http://www.apcintex.com/

Postgraduate Open Day

New publications

Rubinsztein lab (eLife, 2019)
Interferon-β-induced miR-1 alleviates toxic protein accumulation by controlling autophagy

Ron lab (eLife, 2019)
The ribosomal P-stalk couples amino acid starvation to GCN2 activation in mammalian cells

Griffiths lab (Journal of Clinical Investigation, 2019)
Loss of ARPC1B impairs cytotoxic T lymphocyte maintenance and cytolytic activity

Reid lab (Frontiers in Neuroscience, 2019)
Spastin MIT Domain Disease-Associated Mutations Disrupt Lysosomal Function

Deane lab (Wellcome Open Research, 2019)
The lipid transfer protein Saposin B does not directly bind CD1d for lipid antigen loading

Reid lab (Cellular and Molecular Life Sciences, 2019)
ESCRT‑III‑associated proteins and spastin inhibit protrudin‑dependent polarised membrane traffic

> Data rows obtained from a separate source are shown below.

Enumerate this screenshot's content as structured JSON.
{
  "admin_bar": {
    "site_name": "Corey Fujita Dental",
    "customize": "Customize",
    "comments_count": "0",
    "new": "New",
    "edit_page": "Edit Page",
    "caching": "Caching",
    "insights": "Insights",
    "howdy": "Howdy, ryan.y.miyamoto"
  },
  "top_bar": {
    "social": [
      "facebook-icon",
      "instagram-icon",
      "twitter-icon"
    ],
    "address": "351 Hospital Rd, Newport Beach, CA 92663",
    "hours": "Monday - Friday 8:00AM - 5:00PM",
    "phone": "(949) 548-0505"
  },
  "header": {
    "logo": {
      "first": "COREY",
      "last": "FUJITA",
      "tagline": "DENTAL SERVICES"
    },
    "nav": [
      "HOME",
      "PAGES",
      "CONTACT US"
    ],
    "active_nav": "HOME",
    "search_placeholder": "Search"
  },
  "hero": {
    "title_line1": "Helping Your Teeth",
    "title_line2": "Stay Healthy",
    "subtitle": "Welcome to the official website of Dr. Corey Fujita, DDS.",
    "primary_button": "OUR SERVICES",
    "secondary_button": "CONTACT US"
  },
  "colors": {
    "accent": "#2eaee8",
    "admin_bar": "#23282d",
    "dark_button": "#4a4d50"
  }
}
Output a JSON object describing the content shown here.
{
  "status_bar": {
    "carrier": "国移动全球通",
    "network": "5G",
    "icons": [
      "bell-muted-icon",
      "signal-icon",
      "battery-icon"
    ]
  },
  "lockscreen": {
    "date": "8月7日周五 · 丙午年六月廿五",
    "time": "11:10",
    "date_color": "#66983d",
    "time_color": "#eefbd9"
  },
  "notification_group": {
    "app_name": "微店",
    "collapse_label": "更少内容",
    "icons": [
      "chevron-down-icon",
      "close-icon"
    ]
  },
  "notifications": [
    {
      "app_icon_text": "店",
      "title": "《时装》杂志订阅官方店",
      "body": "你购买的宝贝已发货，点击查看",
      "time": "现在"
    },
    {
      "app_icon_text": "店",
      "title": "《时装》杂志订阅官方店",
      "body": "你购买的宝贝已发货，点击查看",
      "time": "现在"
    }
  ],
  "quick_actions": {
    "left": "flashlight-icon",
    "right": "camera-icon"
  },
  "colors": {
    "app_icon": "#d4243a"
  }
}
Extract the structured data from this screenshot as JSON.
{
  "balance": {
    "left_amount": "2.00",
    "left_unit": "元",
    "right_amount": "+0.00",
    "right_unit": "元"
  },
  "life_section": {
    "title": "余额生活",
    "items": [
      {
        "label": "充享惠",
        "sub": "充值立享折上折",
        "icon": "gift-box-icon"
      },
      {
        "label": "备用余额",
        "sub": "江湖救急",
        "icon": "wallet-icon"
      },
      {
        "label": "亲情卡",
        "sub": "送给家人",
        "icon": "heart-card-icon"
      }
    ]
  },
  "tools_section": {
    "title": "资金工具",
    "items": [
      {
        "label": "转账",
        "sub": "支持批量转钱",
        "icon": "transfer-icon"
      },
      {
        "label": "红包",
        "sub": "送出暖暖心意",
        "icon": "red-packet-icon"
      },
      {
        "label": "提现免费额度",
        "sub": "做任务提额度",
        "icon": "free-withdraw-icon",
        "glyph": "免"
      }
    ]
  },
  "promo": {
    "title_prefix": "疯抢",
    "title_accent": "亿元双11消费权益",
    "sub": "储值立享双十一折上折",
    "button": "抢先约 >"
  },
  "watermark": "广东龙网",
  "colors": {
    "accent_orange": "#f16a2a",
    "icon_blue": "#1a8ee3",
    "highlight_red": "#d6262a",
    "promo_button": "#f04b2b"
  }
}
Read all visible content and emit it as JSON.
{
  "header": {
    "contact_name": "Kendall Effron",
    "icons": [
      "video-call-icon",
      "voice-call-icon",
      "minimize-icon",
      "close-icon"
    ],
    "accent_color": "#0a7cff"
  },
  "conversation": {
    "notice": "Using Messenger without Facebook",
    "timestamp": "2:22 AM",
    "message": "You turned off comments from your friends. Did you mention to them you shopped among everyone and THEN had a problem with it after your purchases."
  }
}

Ron lab (EMBO Journal, 2019)
An oligomeric state‐dependent switch in the ER enzyme FICD regulates AMPylation and deAMPylation of BiP

Robinson lab (Traffic, 2019)
Fast and cloning‐free CRISPR/Cas9‐mediated genomic editing in mammalian cells

Weekes lab (Communications Biology, 2019)
Quantitative comparative analysis of human erythrocyte surface proteins between individuals from two genetically distinct populations

St George-Hyslop lab (Cell, 2019)
RNA Granules Hitchhike on Lysosomes for Long-Distance Transport, Using Annexin A11 as a Molecular Tether

Siniossoglou lab (Developmental Cell, 2019)
Compartmentalized Synthesis of Triacylglycerol at the Inner Nuclear Membrane Regulates Nuclear Organization

Weekes lab (Cell Metabolism, 2019)
Epstein-Barr-Virus-Induced One-Carbon Metabolism Drives B Cell Transformation

Warren lab (Blood, 2019)
EFL1 mutations impair eIF6 release to cause Shwachman-Diamond syndrome.

Warren lab (eLife, 2019)
Mechanism of completion of peptidyltransferase centre assembly in eukaryotes

Weekes lab (Cell Reports, 2019)
Quantitative Temporal Proteomic Analysis of Vaccinia Virus Infection Reveals Regulation of Histone Deacetylases by an Interferon Antagonist

Rubinsztein lab (Nature Communications, 2019)
Felodipine ameliorates neurodegeneration in mice

Sharpe lab (eLife, 2019)
The receptor PTPRK selectively dephosphorylates junctional regulators

Ron lab (Nature Comm, 2019)
MANF anatagonizes nucleotide exchange by the enodplasmic reticulum chaperone BiP